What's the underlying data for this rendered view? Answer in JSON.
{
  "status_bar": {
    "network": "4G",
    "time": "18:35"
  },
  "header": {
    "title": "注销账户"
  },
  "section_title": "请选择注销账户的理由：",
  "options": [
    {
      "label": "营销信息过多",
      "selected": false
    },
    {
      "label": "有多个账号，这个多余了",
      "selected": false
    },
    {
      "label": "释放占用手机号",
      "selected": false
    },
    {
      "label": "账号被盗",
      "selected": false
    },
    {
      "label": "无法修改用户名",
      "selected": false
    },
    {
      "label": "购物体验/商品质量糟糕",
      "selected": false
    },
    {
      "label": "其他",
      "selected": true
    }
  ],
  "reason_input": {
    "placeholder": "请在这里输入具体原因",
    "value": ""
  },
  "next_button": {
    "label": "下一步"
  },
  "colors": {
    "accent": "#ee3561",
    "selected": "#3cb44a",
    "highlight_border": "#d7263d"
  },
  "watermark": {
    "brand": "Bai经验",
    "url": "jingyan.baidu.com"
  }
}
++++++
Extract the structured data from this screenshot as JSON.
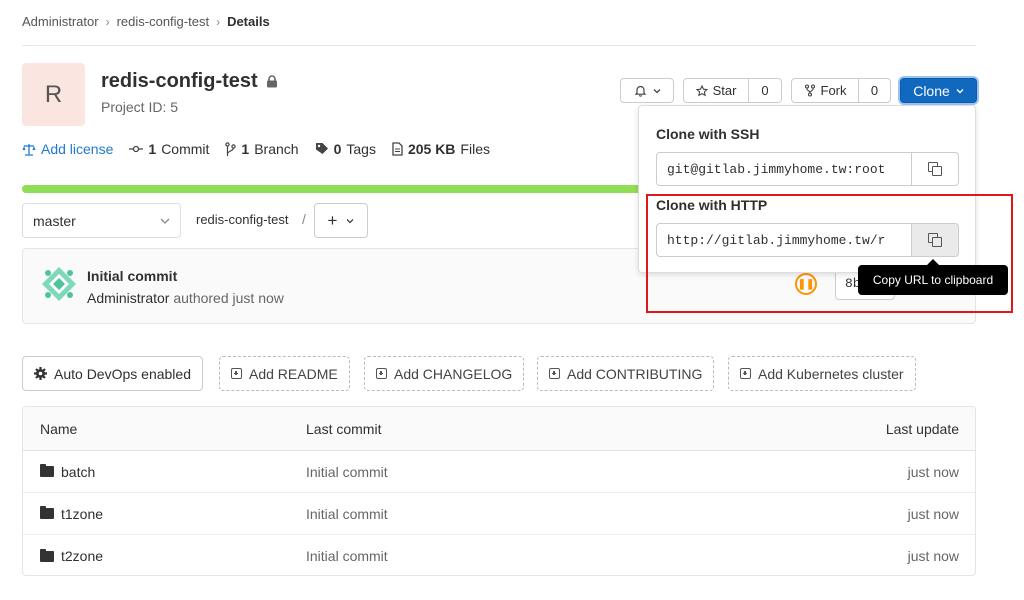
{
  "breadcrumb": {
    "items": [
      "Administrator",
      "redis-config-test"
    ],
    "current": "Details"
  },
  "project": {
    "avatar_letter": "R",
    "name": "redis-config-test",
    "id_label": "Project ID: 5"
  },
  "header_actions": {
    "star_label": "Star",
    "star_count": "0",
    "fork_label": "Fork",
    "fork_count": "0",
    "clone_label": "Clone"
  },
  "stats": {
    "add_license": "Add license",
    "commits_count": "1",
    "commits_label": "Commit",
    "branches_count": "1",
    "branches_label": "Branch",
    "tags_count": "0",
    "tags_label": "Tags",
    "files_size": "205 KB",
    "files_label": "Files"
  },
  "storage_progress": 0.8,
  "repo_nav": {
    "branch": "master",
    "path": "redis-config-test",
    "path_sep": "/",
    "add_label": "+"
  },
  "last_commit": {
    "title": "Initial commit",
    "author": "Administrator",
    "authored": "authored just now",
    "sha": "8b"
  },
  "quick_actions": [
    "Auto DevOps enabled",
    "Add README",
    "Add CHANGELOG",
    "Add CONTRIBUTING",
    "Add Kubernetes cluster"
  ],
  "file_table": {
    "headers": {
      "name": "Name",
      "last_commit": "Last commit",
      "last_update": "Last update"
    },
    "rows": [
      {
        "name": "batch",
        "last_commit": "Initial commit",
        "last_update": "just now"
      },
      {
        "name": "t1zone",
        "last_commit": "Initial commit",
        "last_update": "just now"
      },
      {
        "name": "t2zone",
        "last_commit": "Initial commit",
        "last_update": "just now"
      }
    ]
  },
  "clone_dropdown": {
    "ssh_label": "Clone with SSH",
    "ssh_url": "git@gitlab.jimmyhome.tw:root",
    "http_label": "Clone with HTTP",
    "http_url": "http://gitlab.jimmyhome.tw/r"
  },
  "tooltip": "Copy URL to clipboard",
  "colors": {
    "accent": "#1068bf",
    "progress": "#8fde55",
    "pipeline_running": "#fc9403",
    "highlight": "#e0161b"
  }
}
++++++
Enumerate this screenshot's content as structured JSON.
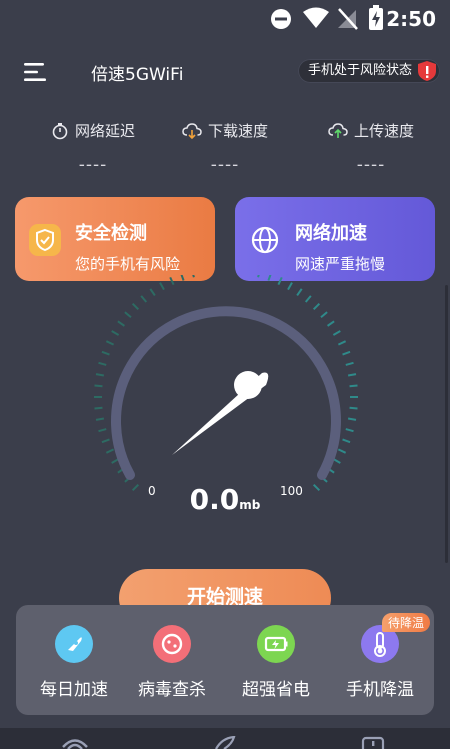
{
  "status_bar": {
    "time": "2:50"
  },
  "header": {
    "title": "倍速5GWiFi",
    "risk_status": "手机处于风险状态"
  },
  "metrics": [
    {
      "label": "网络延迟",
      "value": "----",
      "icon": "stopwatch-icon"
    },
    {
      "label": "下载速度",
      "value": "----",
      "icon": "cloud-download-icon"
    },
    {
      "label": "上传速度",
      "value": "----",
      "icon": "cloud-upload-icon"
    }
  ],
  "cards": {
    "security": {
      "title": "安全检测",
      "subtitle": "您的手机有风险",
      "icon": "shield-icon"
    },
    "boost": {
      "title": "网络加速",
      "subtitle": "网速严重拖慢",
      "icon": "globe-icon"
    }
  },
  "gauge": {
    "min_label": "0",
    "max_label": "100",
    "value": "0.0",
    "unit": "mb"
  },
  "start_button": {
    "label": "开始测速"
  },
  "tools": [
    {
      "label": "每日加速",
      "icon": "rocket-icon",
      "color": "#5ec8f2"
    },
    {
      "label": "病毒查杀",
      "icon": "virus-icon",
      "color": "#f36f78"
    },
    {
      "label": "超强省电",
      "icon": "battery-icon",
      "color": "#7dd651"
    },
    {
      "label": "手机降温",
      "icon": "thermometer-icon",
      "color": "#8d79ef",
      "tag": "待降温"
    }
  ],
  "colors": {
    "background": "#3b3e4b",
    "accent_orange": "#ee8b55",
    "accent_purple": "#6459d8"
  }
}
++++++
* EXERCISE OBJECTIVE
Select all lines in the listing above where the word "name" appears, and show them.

* WORKED SOLUTION
    "name": "redis-config-test",
      "name": "Name",
        "name": "batch",
        "name": "t1zone",
        "name": "t2zone",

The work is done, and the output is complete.